▶ WHAT IS EXPECTED: Lines of the material that include the word "values" are to be counted; only their number should be given.

### MATERIAL SHOWN

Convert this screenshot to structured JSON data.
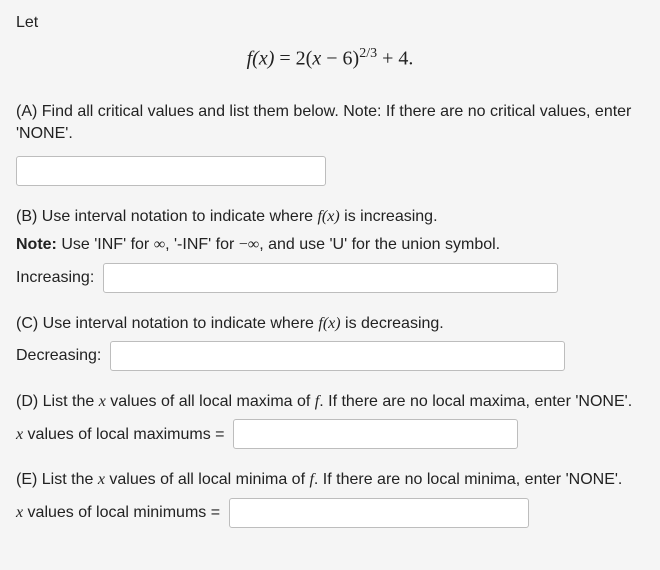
{
  "intro": {
    "let": "Let"
  },
  "formula": {
    "lhs": "f(x)",
    "eq": " = ",
    "rhs_a": "2(",
    "rhs_b": "x",
    "rhs_c": " − 6)",
    "exp": "2/3",
    "rhs_d": " + 4."
  },
  "parts": {
    "A": {
      "text": "(A) Find all critical values and list them below. Note: If there are no critical values, enter 'NONE'."
    },
    "B": {
      "line1_a": "(B) Use interval notation to indicate where ",
      "line1_fx": "f(x)",
      "line1_b": " is increasing.",
      "note_a": "Note:",
      "note_b": " Use 'INF' for ",
      "note_inf": "∞",
      "note_c": ", '-INF' for ",
      "note_neginf": "−∞",
      "note_d": ", and use 'U' for the union symbol.",
      "label": "Increasing:"
    },
    "C": {
      "line_a": "(C) Use interval notation to indicate where ",
      "line_fx": "f(x)",
      "line_b": " is decreasing.",
      "label": "Decreasing:"
    },
    "D": {
      "line_a": "(D) List the ",
      "line_x": "x",
      "line_b": " values of all local maxima of ",
      "line_f": "f",
      "line_c": ". If there are no local maxima, enter 'NONE'.",
      "label_x": "x",
      "label_rest": " values of local maximums ="
    },
    "E": {
      "line_a": "(E) List the ",
      "line_x": "x",
      "line_b": " values of all local minima of ",
      "line_f": "f",
      "line_c": ". If there are no local minima, enter 'NONE'.",
      "label_x": "x",
      "label_rest": " values of local minimums ="
    }
  }
}
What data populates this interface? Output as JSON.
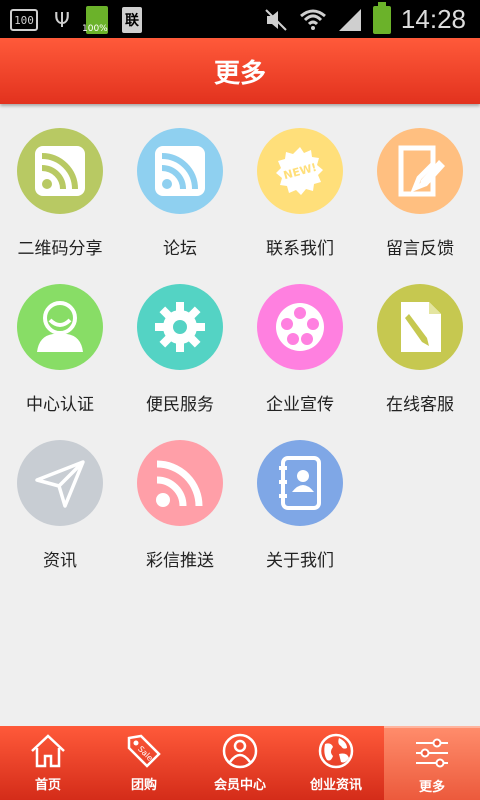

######

▶ SOLUTION: 5